The natural assumption, of course, was that somewhere in the passage of time, the letter had slipped unseen from the top of the bureau and settled in the dark inch of space between the back of the heavy piece of furniture and the wall.
A casual glance, however, would easily spot the brittle strips of cellophane tape barely clinging to the rough unfinished board on the back of the bureau. Pieces of tape that had already released their grip on the yellowed paper of the envelope. So the letter was not lost after all, but had been intentionally concealed. How many years had the letter waited in silence, refusing to give itself away?
With calloused hands, and curious eyes, one of the movers, a balding man with a broken front tooth, removed the letter from the envelope, and began to read.
July 23, 1944
Because you are reading this letter, I know that my brother Howard has done what I begged him to do-retrieve it and deliver it safely to you. And you, safe as well, are home from the war!
Now that you know where to find me, we can finally be together. No more secrets.
Always and forever, my love.
“Well ain’t that a shame. Looks like lover boy never got the message.” And with that, the calloused hands crumpled the sheet of paper and the envelope, and tossed them on the trash pile in the center of the room. It was close to noon. Abandoning, for the time being, the task of moving the bureau, the movers broke for lunch.

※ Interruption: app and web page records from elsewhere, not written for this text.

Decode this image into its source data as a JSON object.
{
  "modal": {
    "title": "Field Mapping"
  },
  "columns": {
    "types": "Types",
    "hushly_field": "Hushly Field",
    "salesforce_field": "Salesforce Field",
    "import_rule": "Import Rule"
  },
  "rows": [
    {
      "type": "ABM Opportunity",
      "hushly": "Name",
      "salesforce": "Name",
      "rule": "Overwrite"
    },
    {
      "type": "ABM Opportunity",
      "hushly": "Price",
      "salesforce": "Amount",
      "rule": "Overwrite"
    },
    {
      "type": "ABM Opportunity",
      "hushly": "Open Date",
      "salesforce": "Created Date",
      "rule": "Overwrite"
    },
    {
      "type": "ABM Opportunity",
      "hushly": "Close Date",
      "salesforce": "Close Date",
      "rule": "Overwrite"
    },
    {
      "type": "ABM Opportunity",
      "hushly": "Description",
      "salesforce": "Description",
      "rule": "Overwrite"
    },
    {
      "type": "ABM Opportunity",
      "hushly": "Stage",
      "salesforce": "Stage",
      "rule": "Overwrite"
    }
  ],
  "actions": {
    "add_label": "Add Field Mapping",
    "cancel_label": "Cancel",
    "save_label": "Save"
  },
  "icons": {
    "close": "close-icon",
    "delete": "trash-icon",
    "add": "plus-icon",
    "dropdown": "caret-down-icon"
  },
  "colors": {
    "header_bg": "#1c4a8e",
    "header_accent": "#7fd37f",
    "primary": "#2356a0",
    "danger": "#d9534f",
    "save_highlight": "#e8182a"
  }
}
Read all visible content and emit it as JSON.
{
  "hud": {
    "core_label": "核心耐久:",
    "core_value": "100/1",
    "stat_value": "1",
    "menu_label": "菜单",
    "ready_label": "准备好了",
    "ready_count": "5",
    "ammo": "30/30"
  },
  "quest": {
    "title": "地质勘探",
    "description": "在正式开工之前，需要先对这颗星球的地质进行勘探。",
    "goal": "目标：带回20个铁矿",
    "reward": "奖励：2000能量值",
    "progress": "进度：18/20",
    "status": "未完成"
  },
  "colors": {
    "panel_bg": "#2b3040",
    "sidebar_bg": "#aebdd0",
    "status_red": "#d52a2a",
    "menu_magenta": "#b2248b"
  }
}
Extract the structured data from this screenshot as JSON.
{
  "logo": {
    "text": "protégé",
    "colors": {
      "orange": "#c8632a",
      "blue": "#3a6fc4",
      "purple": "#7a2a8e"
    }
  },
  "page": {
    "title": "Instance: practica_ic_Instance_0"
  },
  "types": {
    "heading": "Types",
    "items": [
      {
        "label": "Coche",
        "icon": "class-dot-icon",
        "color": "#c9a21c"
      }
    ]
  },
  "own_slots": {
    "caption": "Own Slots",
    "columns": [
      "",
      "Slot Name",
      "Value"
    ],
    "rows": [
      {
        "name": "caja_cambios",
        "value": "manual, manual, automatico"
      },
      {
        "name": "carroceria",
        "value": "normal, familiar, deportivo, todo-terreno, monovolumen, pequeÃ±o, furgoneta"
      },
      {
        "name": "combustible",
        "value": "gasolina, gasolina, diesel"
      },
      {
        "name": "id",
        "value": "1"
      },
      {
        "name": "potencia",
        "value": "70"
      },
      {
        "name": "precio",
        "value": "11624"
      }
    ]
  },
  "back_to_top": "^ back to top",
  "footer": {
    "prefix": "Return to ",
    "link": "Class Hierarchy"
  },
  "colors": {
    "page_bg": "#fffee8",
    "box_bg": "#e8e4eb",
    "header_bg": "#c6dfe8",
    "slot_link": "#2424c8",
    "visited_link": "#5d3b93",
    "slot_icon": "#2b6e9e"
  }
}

Unseen by anyone, except perhaps, for a small gray spider perched near the ceiling, one of the movers re-entered the room. A boy, slight in build and in his early teens, with a full head of blond hair, braces on his teeth, and a brother off fighting, and now missing, in Vietnam. Hastily this boy retrieved the letter and the envelope, and hid them under his cap.
Later that afternoon, when evening was only a few remaining patches of sun light away, and the little house stood empty, the sentimental teenager climbed into the back of the moving truck and squeezed his way over to the bureau. Taking a roll of packing tape from the pocket of his jacket and setting it on top of the bureau, he removed the letter and envelope from beneath his cap, and with reverent hands smoothed them out before placing the one back inside the other. Reaching for the tape, he pulled off a suitable length, and carefully reattached the envelope to the rough unfinished board, exactly where it had first been attached years earlier.
Pausing, before he left the truck, he spoke in a voice so soft that he almost didn’t hear himself.
“Don’t give up hope Anna. Never give up hope.”
Amy and I have been up to our elbows in paint this week, and so for the prompt today-to write a piece featuring a letter, I have chosen to repost this story.